      This path breaking book should generate debate on many accounts including how it engages with Lalla or her work. It seeks to draw radical conclusions from absence of historical documentation of her work and includes, against Lalla scholarship, such vaakhs as “Shiv chi thali thali rozan” in the current collection of Shaikh’s work.
      I wish a team of scholars who are well versed in Kashmir history and culture besides Persian language and mysticism and historiography debate this Kahvaett and move beyond it to help us have a better Criterion. It is easier to criticize Gowher but it is almost impossible to rival him by taking stock of all things that he has taken with such command.
      Although Gowher seems to be very particular about spelling his approach, he gives far less than deserved attention to hermeneutical issues that would have clarified some important problems including his own approach. He displays remarkable flexibility for interpreting or contextualizing such verses as “rindo henden henz kami travito” but doesn’t extend his charity  for ingenuously explaining some more seemingly problematic texts he excludes from the canon. Kahvyt deserves to be expanded into a book itself, like famous foreword of Ibn Khaldun to his history that constitutes a book length explanatory dissertation.
      Gowher is known for his analytical skills and linguistic virtuosity though one misses, on some important occasions, finer nuances of rigourously trained academic historian. Metahistorical-symbolic-archetypal-mythological notions aren’t to be subject to demythologizing historicist rationalist reading. Although Gowher does take care, generally speaking, while putting on trial big names and traditional reception and folk authority – he dedicates his work to Kamal Baba and Khalil Baba, he doesn’t explicitly spell out many of his assumptions that force him to drop some well known and well received  parts of the received Canon. As a Judge, he should demand more evidence to convict, at least, in few selected cases. Otherwise we have reasons to be believe in the claim of innocence and look askance at certain exclusions. For Kashmiris Shaikh-al-Alam is larger than history – almost metahistorical and symbolic figure – and lives in our collective unconscious, to use rather misleading term.

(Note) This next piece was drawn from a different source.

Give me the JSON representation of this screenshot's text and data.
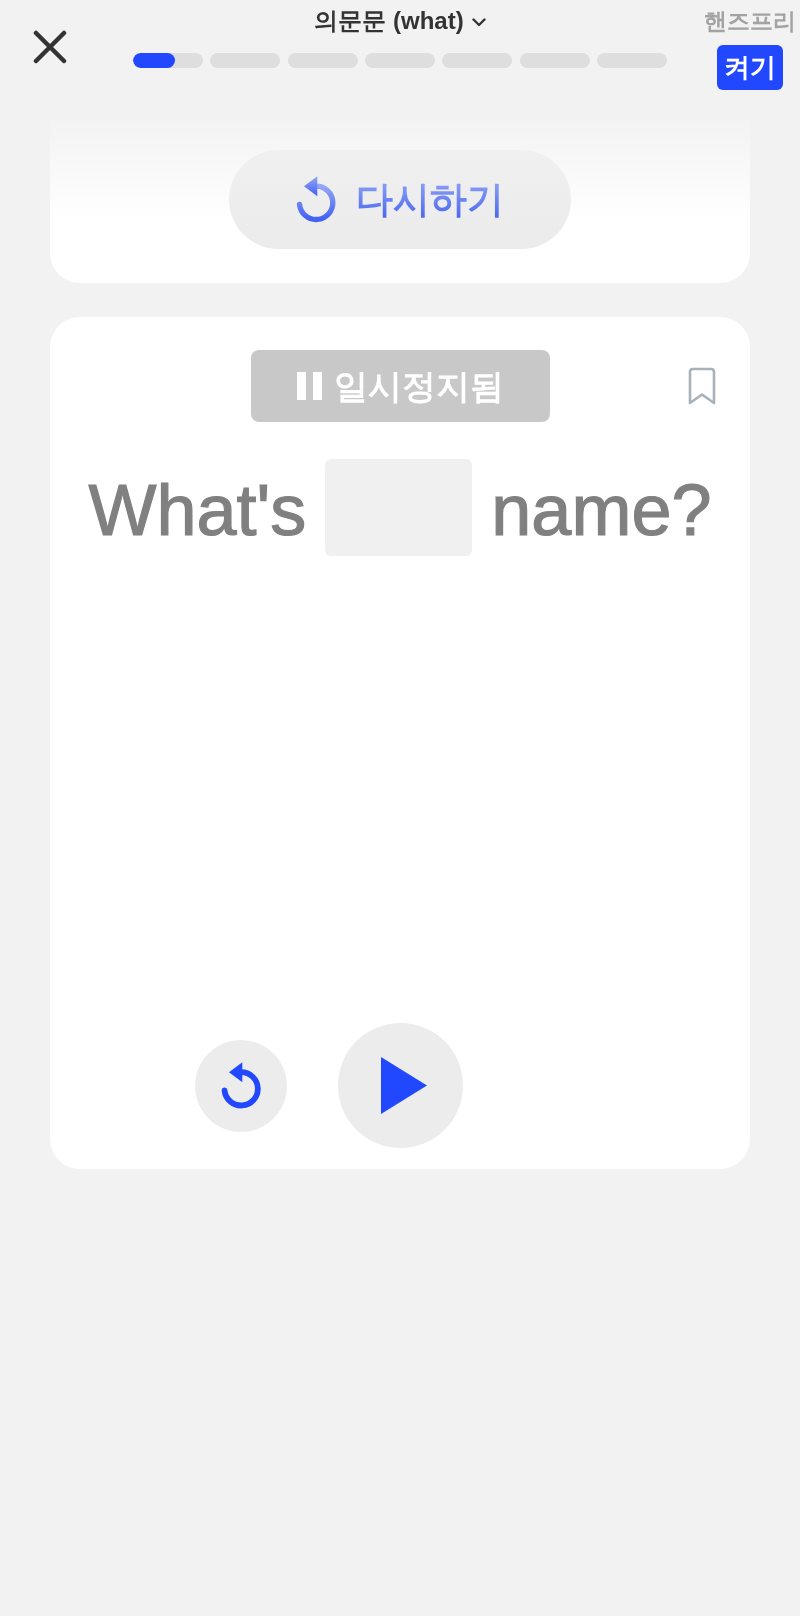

      To conclude, Gowher has, for the first time, exercized comprehensive ijtihad in Sheikh-al Alam studies and given us, though with imposed juridical slant, the book that will force us rethink the Rishi Canon. It is not a final Kahvyt but an important step towards preparing one. Although it makes some harsh and rather simplistic judgments but rightly points out the limitations of previous studies or canozing process. This is a book that will be impossible to ignore, for decades at least, until some better Kahvyt comes to be written. This book can only be improved; it can’t be wished away. And we Kashmiris owe to the author an immense gratitude and should pray for his long innings and health.